2. Define relations between activities based on domain knowledge
3. Map event-level event log to activity-level event log using alignments
Problem: domain knowledge might not be available!
Felix Mannhardt, Massimiliano de Leoni, Hajo A. Reijers, Wil M.P. van der Aalst,
and Pieter J. Toussaint. "From low-level events to activities-a pattern-based
approach." In International Conference on Business Process Management, pp.
125-141. Springer International Publishing, 2016.
Example for an activity pattern
• Low-level activities can be shared among patterns
• High-level activities can be executed in parallel
• Noise in the low-level event log is handled
Local Process Models
Niek Tax, Natalia Sidorova, Reinder Haakma, and Wil M.P. van der Aalst.
“Mining local process models”. Journal of Innovation in Digital Ecosystems, 3(2),
pp.183-196, Elsevier, 2016.
Ranking of process models
Conclusions & Future Work
• Application of LPMs as activity patterns can yield good results

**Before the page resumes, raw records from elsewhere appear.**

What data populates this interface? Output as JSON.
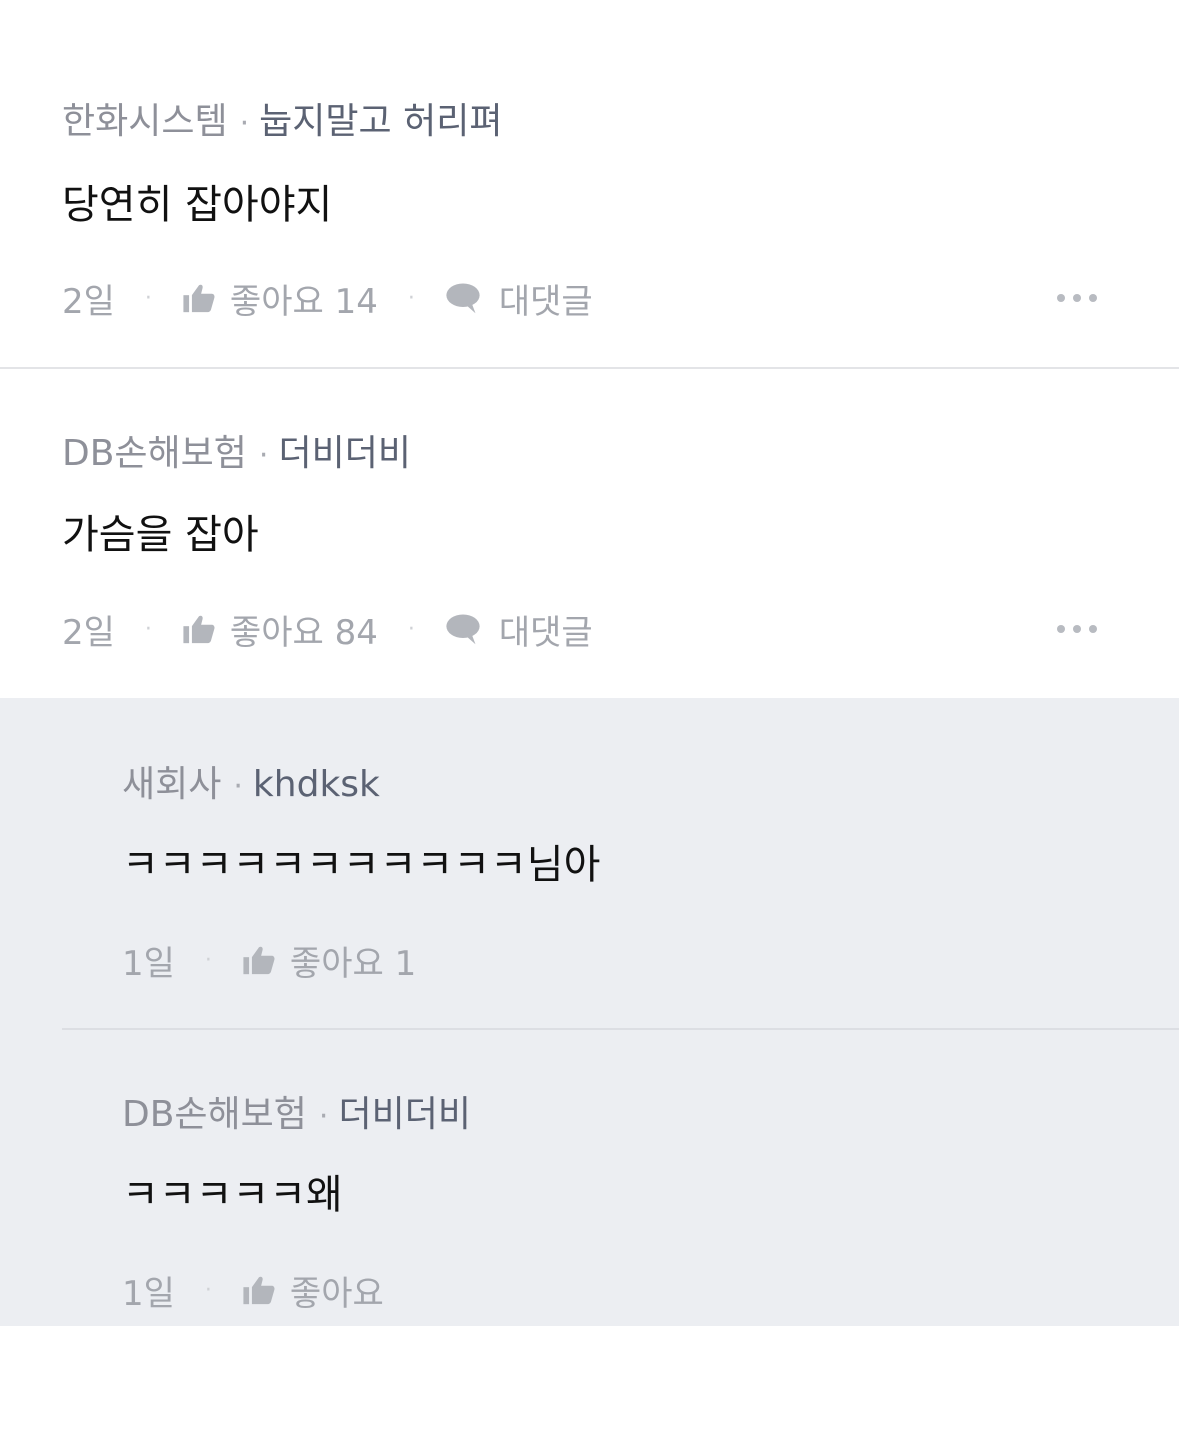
{
  "comments": [
    {
      "company": "한화시스템",
      "separator": "·",
      "nickname": "눕지말고 허리펴",
      "text": "당연히 잡아야지",
      "time": "2일",
      "like_label": "좋아요 14",
      "reply_label": "대댓글"
    },
    {
      "company": "DB손해보험",
      "separator": "·",
      "nickname": "더비더비",
      "text": "가슴을 잡아",
      "time": "2일",
      "like_label": "좋아요 84",
      "reply_label": "대댓글"
    }
  ],
  "replies": [
    {
      "company": "새회사",
      "separator": "·",
      "nickname": "khdksk",
      "text": "ㅋㅋㅋㅋㅋㅋㅋㅋㅋㅋㅋ님아",
      "time": "1일",
      "like_label": "좋아요 1"
    },
    {
      "company": "DB손해보험",
      "separator": "·",
      "nickname": "더비더비",
      "text": "ㅋㅋㅋㅋㅋ왜",
      "time": "1일",
      "like_label": "좋아요"
    }
  ],
  "icons": {
    "like": "thumbs-up-icon",
    "reply": "speech-bubble-icon",
    "more": "more-dots-icon"
  },
  "colors": {
    "reply_background": "#eceef2",
    "meta_text": "#8e9099",
    "nickname_text": "#5b6273",
    "body_text": "#111111",
    "action_text": "#a3a6ad"
  }
}
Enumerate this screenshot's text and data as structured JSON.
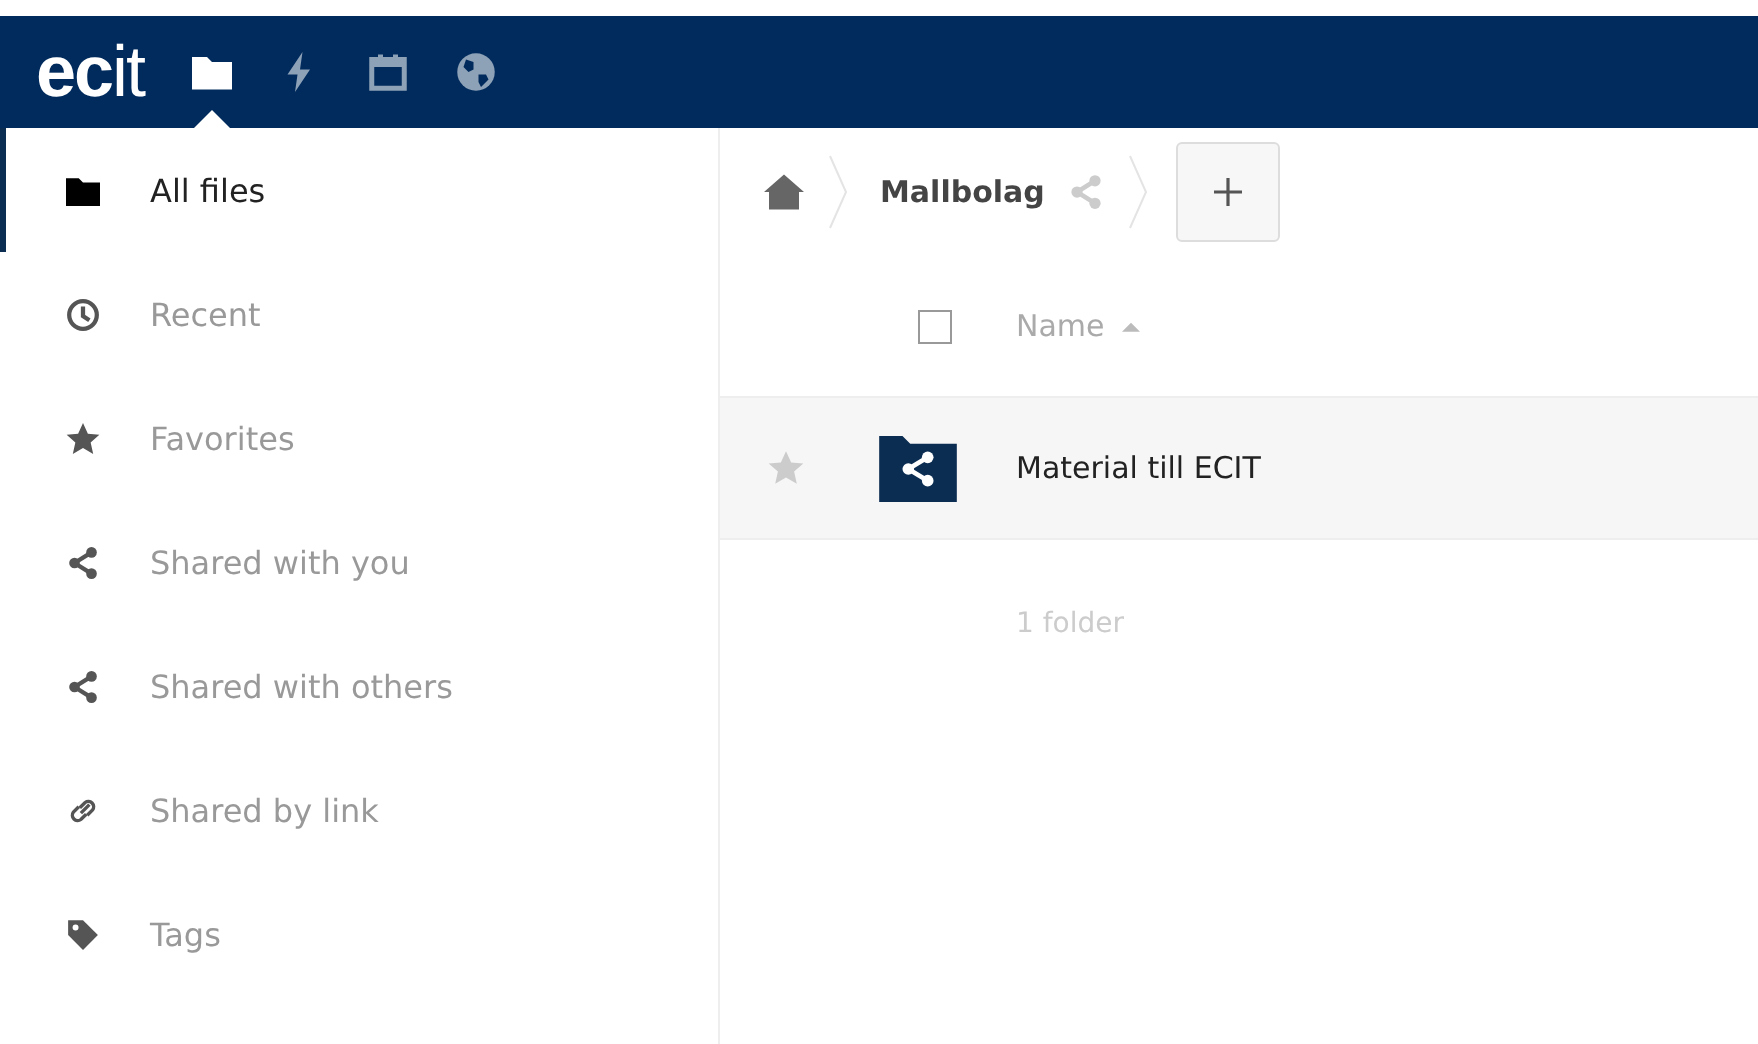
{
  "header": {
    "logo": "**ec**it",
    "apps": [
      {
        "kind": "folder",
        "selected": true
      },
      {
        "kind": "activity",
        "selected": false
      },
      {
        "kind": "calendar",
        "selected": false
      },
      {
        "kind": "globe",
        "selected": false
      }
    ]
  },
  "sidebar": {
    "items": [
      {
        "label": "All files",
        "kind": "folder",
        "selected": true
      },
      {
        "label": "Recent",
        "kind": "clock",
        "selected": false
      },
      {
        "label": "Favorites",
        "kind": "star",
        "selected": false
      },
      {
        "label": "Shared with you",
        "kind": "share",
        "selected": false
      },
      {
        "label": "Shared with others",
        "kind": "share",
        "selected": false
      },
      {
        "label": "Shared by link",
        "kind": "link",
        "selected": false
      },
      {
        "label": "Tags",
        "kind": "tag",
        "selected": false
      }
    ]
  },
  "breadcrumb": {
    "folder": "Mallbolag",
    "shared": true
  },
  "table": {
    "columns": [
      {
        "label": "Name",
        "sorted_ascending": true
      }
    ],
    "select_all_checked": false,
    "rows": [
      {
        "name": "Material till ECIT",
        "kind": "shared-folder",
        "starred": false
      }
    ],
    "summary": "1 folder"
  }
}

• Quality of the abstraction dependent on
- Number of LPMs used
- Diversity threshold (i.e., which LPMs are used)
- Composition method of the abstraction technique
• Research on the interplay between parameters and result needed!
• Automatic parameter selection possible?
• Semi–supervised method:
- Propose a set of LPMs that is likely to improve the event log
- Let the user make the final decision